“Food given by another person is only a throat tickler,” says an old proverb of the Maori, the original inhabitants of New Zealand. “But food gained by the labor of one’s own hand is the food which satisfies.”
This belief is what motivated Norman E. Borlaug to spark the Green Revolution nearly two generations ago. He understood that the world couldn’t feed itself through foreign-aid handouts. He knew that the solution to the problem of hunger and population growth was simply to produce more food. If farmers in the developing world planted and harvested as much as possible, they would satisfy themselves both psychologically and nutritionally.
That’s basically what happened, and Borlaug went on to win the Nobel Peace Prize in 1970. It has been said that over a billion people are alive today because of his achievement.
But the effort to grow more food and better food continues. In this respect, the Green Revolution’s work is never done.
This year’s World Food Prize, which will be formally awarded on Thursday, October 19, recognizes three Green Revolutionaries who made their mark in Brazil. Their combined efforts transformed the Cerrado, a vast land of arid brush, into fertile farmland that today produces more than half of Brazil’s soybeans, coffee, and beef.

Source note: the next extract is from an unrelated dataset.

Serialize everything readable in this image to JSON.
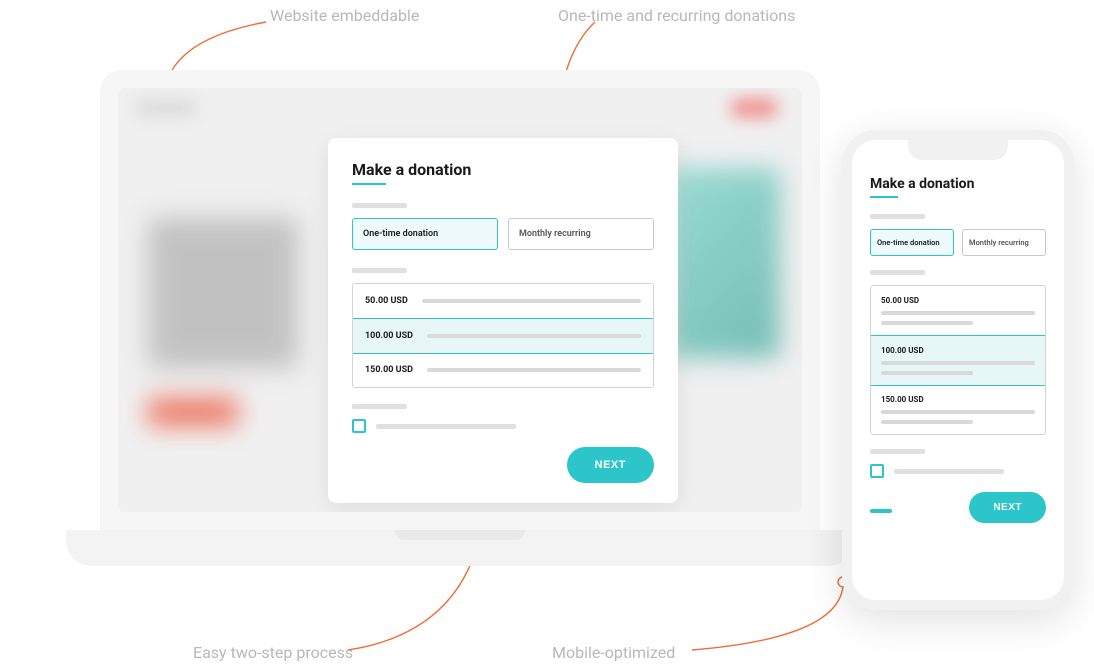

The Cerrado’s very name suggests the nature of the struggle: In Portuguese, Brazil’s language, “Cerrado” signifies a closed and inaccessible land. It surely was that half a century ago. When I was there 15 years ago, it was just beginning to develop.
In 1955, only 200,000 hectares of land in the Cerrado were arable. Today, that figure is more than 40 million hectares. That’s like taking a place about half the size of tiny Rhode Island and expanding it to an area larger than all of Iowa.
Borlaug has called the development of the Cerrado “one of the great achievements of agricultural science in the 20th century, which has transformed a wasteland into one of the most productive agricultural areas in the world.” He has also expressed his hope that the technologies that forever changed the Cerrado will transfer into agriculturally challenged sections of Colombia and Venezuela, and then perhaps into central and southern Africa.
The winners of this year’s World Food Prize are A. Colin McClung, an American who studied the Cerrado’s complex soil and figured out how to make it fertile; Alysson Paolinelli, a former Brazilian minister of agriculture who helped create the financial infrastructure necessary for farmers to move into the Cerrado and prosper; and Edson Lobato, another soil expert who built upon McClung’s pioneering work. This is the first time the World Food Prize has been shared three ways.
Their story shows how much farmers have to gain when they use science to improve their productivity and work with government officials to build an economic and political environment in which agriculture can thrive.
Yet the main way these techniques spread is through farmers talking to each other. When one farmer tells another about his experience with a certain seed, or a farmer spots his neighbor using a new fertilizer or pesticide–that’s how agricultural progress spreads.
And that’s why Truth About Trade and Technology is sponsoring a day-long, farmer-to-farmer global roundtable on Wednesday, October 18, as a part of the World Food Prize celebrations. We have 24 farmers from 17 countries scheduled to participate. They include Dramane Diasso, a cotton farmer from Burkina Faso; Jeff and Marilyn Bidstrup, who run a 5,000-hectare operation in Australia; and Luiz Marcos Hafers, a coffee grower from the Cerrado in Brazil.
Conversation will focus on how access to technology, including biotechnology, and free trade can help farmers flourish in the 21st century as the Green Revolution turns into a Gene Revolution and looks for ways to repeat the miracle of the Cerrado in other parts of the world.
Our hope is that each of them will come away with a better understanding of the common challenges they face as farmers–as well as with ideas that they can take back to their home countries and apply to their unique problems. Food given by another person may be a throat tickler, but knowledge is another matter entirely. From it, great things may grow.
Dean Kleckner is an Iowa farmer, member emeritus of the World Food Prize Board of Advisors and past president of the American Farm Bureau. Mr. Kleckner chairs Truth About Trade and Technology (www.truthabouttrade.org)